So does my case study make a general point for lower back pain? I think that it does. The structural damage and muscle imbalances vary from person to person so no rehab program should be alike. Several studies have shown fairly similar traits in terms of improving these inefficient movement patterns to alleviate lower back pain and discomfort. People respond differently to different treatments such as chiropractic adjustments, acupuncture, physical therapy, and rest. But at the end of the day muscle imbalances attribute to a majority of structural issues to the body. I think that is why there are skeptics towards chiropractors (I was one!) because of the notion that you have to continually get treatments. If a good chiropractor can realign your body, those adjustments can only last as long as the body allows it to maintain those proper positions and posture. This is why I am so adamant in finding the root of the problem rather than fixing the symptoms. So if you are experiencing lower back problems ask yourself this question, “Is my injury only where I feel the pain?” If so we have to be willing to explore the biomechanics of basic movements to find all the pieces to the puzzle. There is a lot that does into it and is why it is important to explore the entire body. In terms of having a hip issue, there is always a possibility that the root of the problem is in our knees, ankles, and feet. For example, a sprained ankle can lead to compensation when walking or running, which can ultimately impact how we apply forces to the hip joint. A simple change in movement patterns can affect the entire chain of movement!

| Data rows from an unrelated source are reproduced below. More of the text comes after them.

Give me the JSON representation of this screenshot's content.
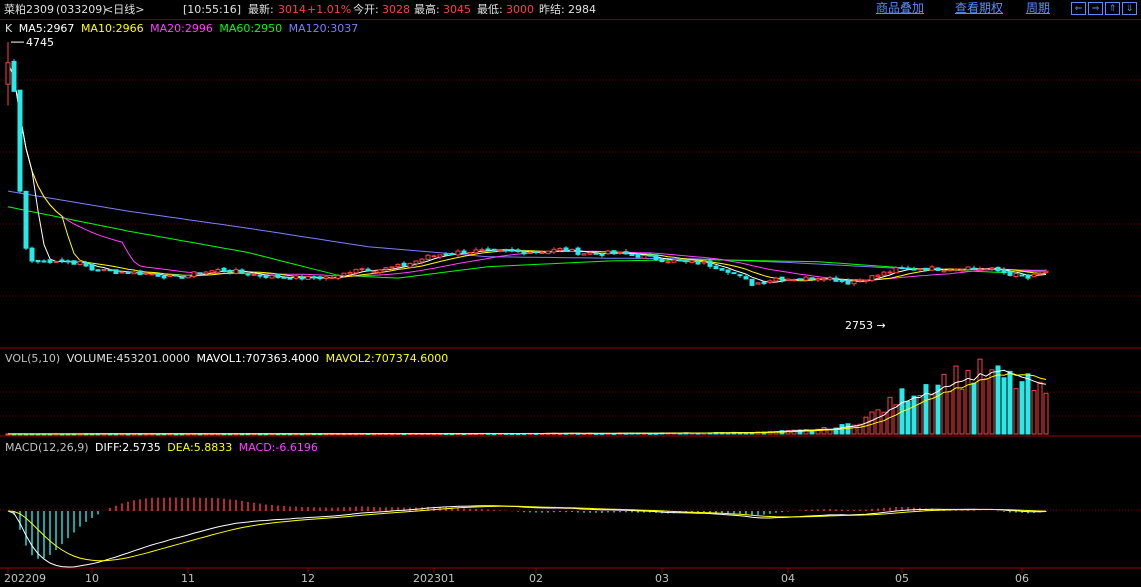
{
  "header": {
    "symbol": "菜粕2309",
    "code": "(033209)",
    "period": "<日线>",
    "time": "[10:55:16]",
    "last_label": "最新:",
    "last_value": "3014",
    "change": "+1.01%",
    "open_label": "今开:",
    "open_value": "3028",
    "high_label": "最高:",
    "high_value": "3045",
    "low_label": "最低:",
    "low_value": "3000",
    "prev_label": "昨结:",
    "prev_value": "2984",
    "link_overlay": "商品叠加",
    "link_options": "查看期权",
    "link_period": "周期",
    "nav_buttons": [
      "⇐",
      "⇒",
      "⇑",
      "⇓"
    ]
  },
  "colors": {
    "up": "#ff4040",
    "down": "#28e8e8",
    "ma5": "#ffffff",
    "ma10": "#ffff00",
    "ma20": "#ff40ff",
    "ma60": "#00ff00",
    "ma120": "#7d7dff",
    "grid": "#7a0000",
    "axis": "#9a0000"
  },
  "price_legend": {
    "k": "K",
    "ma5": "MA5:2967",
    "ma10": "MA10:2966",
    "ma20": "MA20:2996",
    "ma60": "MA60:2950",
    "ma120": "MA120:3037"
  },
  "vol_legend": {
    "title": "VOL(5,10)",
    "volume": "VOLUME:453201.0000",
    "mavol1": "MAVOL1:707363.4000",
    "mavol2": "MAVOL2:707374.6000"
  },
  "macd_legend": {
    "title": "MACD(12,26,9)",
    "diff": "DIFF:2.5735",
    "dea": "DEA:5.8833",
    "macd": "MACD:-6.6196"
  },
  "annotations": {
    "high": "4745",
    "low": "2753"
  },
  "chart_data": {
    "type": "candlestick",
    "x_labels": [
      {
        "label": "202209",
        "index": 0
      },
      {
        "label": "10",
        "index": 14
      },
      {
        "label": "11",
        "index": 30
      },
      {
        "label": "12",
        "index": 50
      },
      {
        "label": "202301",
        "index": 71
      },
      {
        "label": "02",
        "index": 88
      },
      {
        "label": "03",
        "index": 109
      },
      {
        "label": "04",
        "index": 130
      },
      {
        "label": "05",
        "index": 149
      },
      {
        "label": "06",
        "index": 169
      }
    ],
    "close_keypoints": [
      [
        0,
        4600
      ],
      [
        1,
        4400
      ],
      [
        2,
        3700
      ],
      [
        3,
        3300
      ],
      [
        4,
        3210
      ],
      [
        5,
        3205
      ],
      [
        8,
        3215
      ],
      [
        12,
        3195
      ],
      [
        14,
        3150
      ],
      [
        18,
        3135
      ],
      [
        24,
        3120
      ],
      [
        28,
        3090
      ],
      [
        32,
        3130
      ],
      [
        36,
        3150
      ],
      [
        40,
        3120
      ],
      [
        44,
        3100
      ],
      [
        50,
        3090
      ],
      [
        55,
        3100
      ],
      [
        58,
        3160
      ],
      [
        62,
        3150
      ],
      [
        66,
        3180
      ],
      [
        70,
        3240
      ],
      [
        74,
        3270
      ],
      [
        78,
        3280
      ],
      [
        84,
        3275
      ],
      [
        88,
        3275
      ],
      [
        92,
        3290
      ],
      [
        96,
        3265
      ],
      [
        100,
        3265
      ],
      [
        104,
        3255
      ],
      [
        108,
        3225
      ],
      [
        112,
        3205
      ],
      [
        116,
        3195
      ],
      [
        120,
        3145
      ],
      [
        124,
        3050
      ],
      [
        126,
        3065
      ],
      [
        128,
        3090
      ],
      [
        132,
        3085
      ],
      [
        136,
        3100
      ],
      [
        140,
        3060
      ],
      [
        142,
        3080
      ],
      [
        144,
        3100
      ],
      [
        148,
        3150
      ],
      [
        152,
        3160
      ],
      [
        156,
        3155
      ],
      [
        160,
        3165
      ],
      [
        164,
        3150
      ],
      [
        168,
        3110
      ],
      [
        170,
        3090
      ],
      [
        172,
        3120
      ],
      [
        173,
        3140
      ]
    ],
    "ma60_keypoints": [
      [
        0,
        3590
      ],
      [
        20,
        3420
      ],
      [
        40,
        3270
      ],
      [
        55,
        3110
      ],
      [
        65,
        3090
      ],
      [
        80,
        3170
      ],
      [
        100,
        3210
      ],
      [
        115,
        3220
      ],
      [
        135,
        3205
      ],
      [
        150,
        3160
      ],
      [
        165,
        3130
      ],
      [
        173,
        3140
      ]
    ],
    "ma120_keypoints": [
      [
        0,
        3700
      ],
      [
        20,
        3560
      ],
      [
        40,
        3440
      ],
      [
        60,
        3310
      ],
      [
        80,
        3240
      ],
      [
        100,
        3230
      ],
      [
        115,
        3225
      ],
      [
        130,
        3200
      ],
      [
        150,
        3155
      ],
      [
        173,
        3145
      ]
    ],
    "volume_keypoints": [
      [
        0,
        1500
      ],
      [
        20,
        2000
      ],
      [
        40,
        3000
      ],
      [
        60,
        4000
      ],
      [
        80,
        6000
      ],
      [
        100,
        8000
      ],
      [
        115,
        12000
      ],
      [
        125,
        20000
      ],
      [
        132,
        40000
      ],
      [
        138,
        70000
      ],
      [
        142,
        150000
      ],
      [
        146,
        300000
      ],
      [
        150,
        480000
      ],
      [
        154,
        600000
      ],
      [
        158,
        660000
      ],
      [
        162,
        700000
      ],
      [
        166,
        640000
      ],
      [
        170,
        560000
      ],
      [
        173,
        453201
      ]
    ],
    "price_range": [
      2600,
      4900
    ],
    "volume_range": [
      0,
      800000
    ],
    "macd_range": [
      -100,
      100
    ],
    "bar_count": 174
  }
}
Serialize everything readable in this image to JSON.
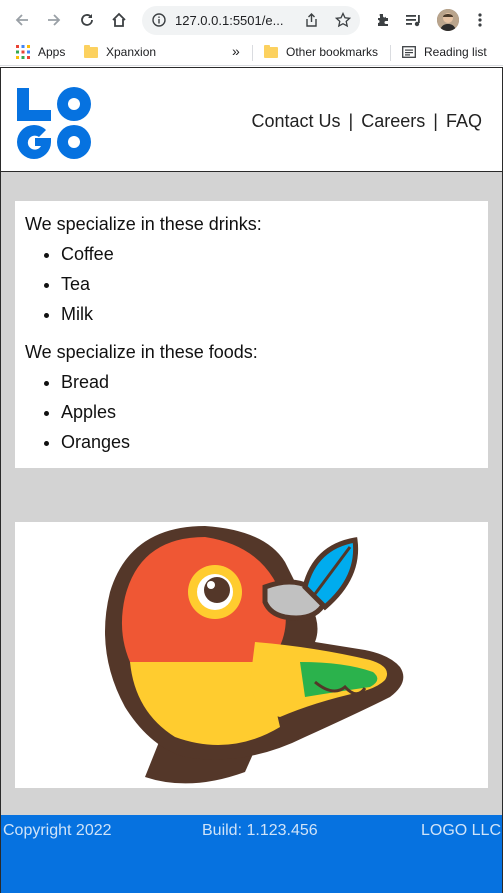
{
  "browser": {
    "url": "127.0.0.1:5501/e...",
    "bookmarks": {
      "apps": "Apps",
      "folder1": "Xpanxion",
      "overflow": "»",
      "other": "Other bookmarks",
      "reading": "Reading list"
    }
  },
  "header": {
    "logo_text": "LOGO",
    "nav": [
      "Contact Us",
      "Careers",
      "FAQ"
    ],
    "separator": "|"
  },
  "content": {
    "drinks_intro": "We specialize in these drinks:",
    "drinks": [
      "Coffee",
      "Tea",
      "Milk"
    ],
    "foods_intro": "We specialize in these foods:",
    "foods": [
      "Bread",
      "Apples",
      "Oranges"
    ]
  },
  "footer": {
    "copyright": "Copyright 2022",
    "build": "Build: 1.123.456",
    "company": "LOGO LLC"
  },
  "colors": {
    "logo_blue": "#0672e0",
    "page_bg": "#d3d3d3",
    "footer_bg": "#0672e0",
    "footer_text": "#cfe3f8"
  }
}
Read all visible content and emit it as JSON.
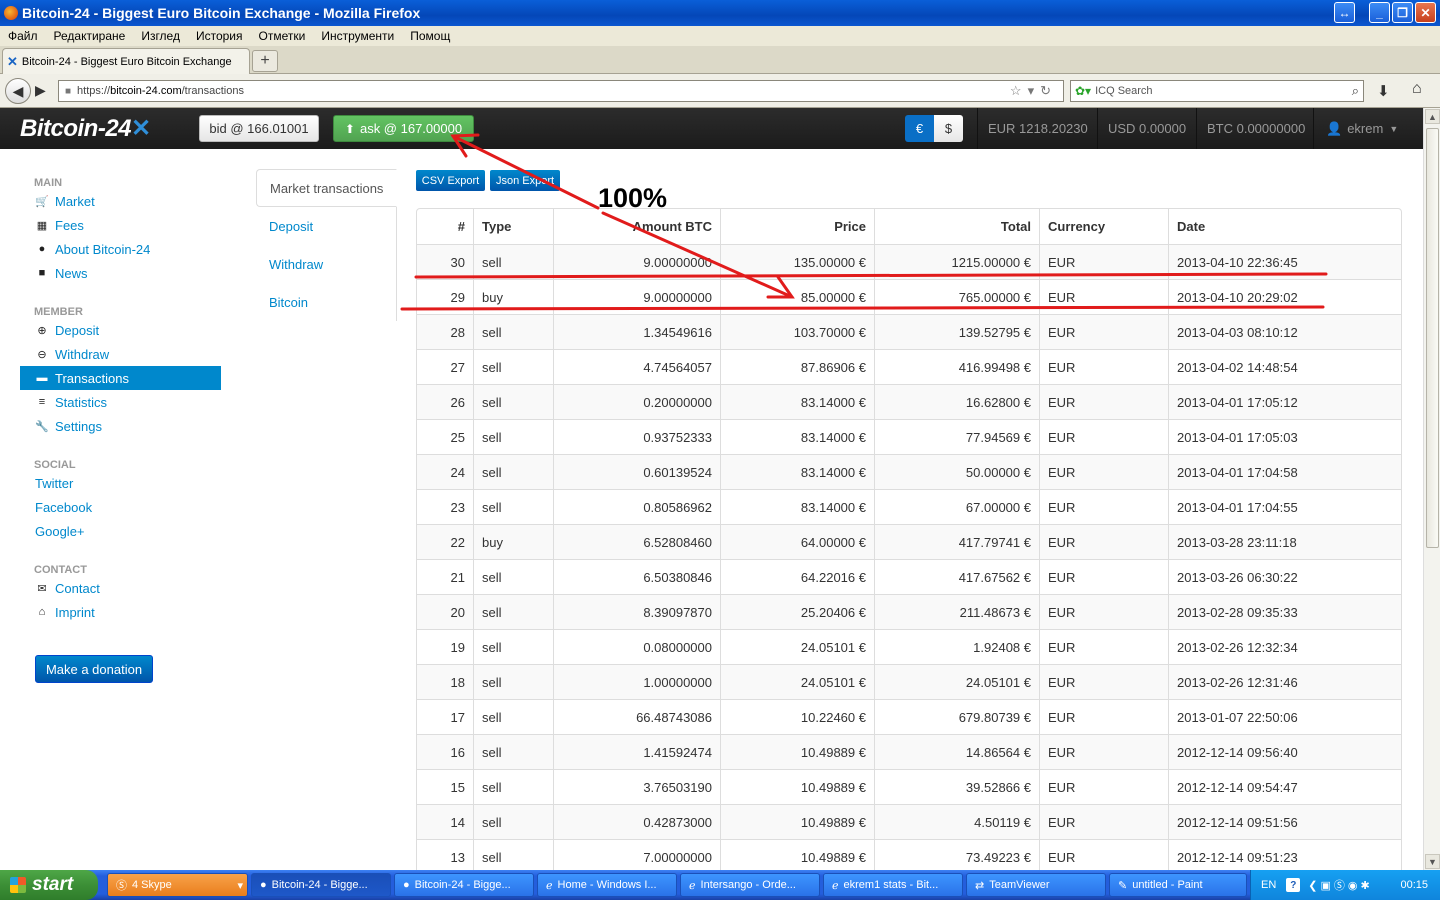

So if you are experiencing any issues I highly recommend that you get yourself a solid team of health professionals that can help you understand what your body is doing. Such a team should consist of doctors, physical therapists, chiropractors, corrective exercise specialists, and even certified personal trainers. Research your symptoms through credible sources and find the greatest amount of information possible to take initiative of your injuries. Once you do all of that, you are halfway there towards moving and feeling better!
The term “We” in this article references my doctors and physical therapists, professors and classmates in my Clinical Kinesiology class at Avila University as well as the athletic training staff and strength and conditioning coach. From evaluations, discussions, and answering all of my questions, this team helped make it all happen. Thanks!!!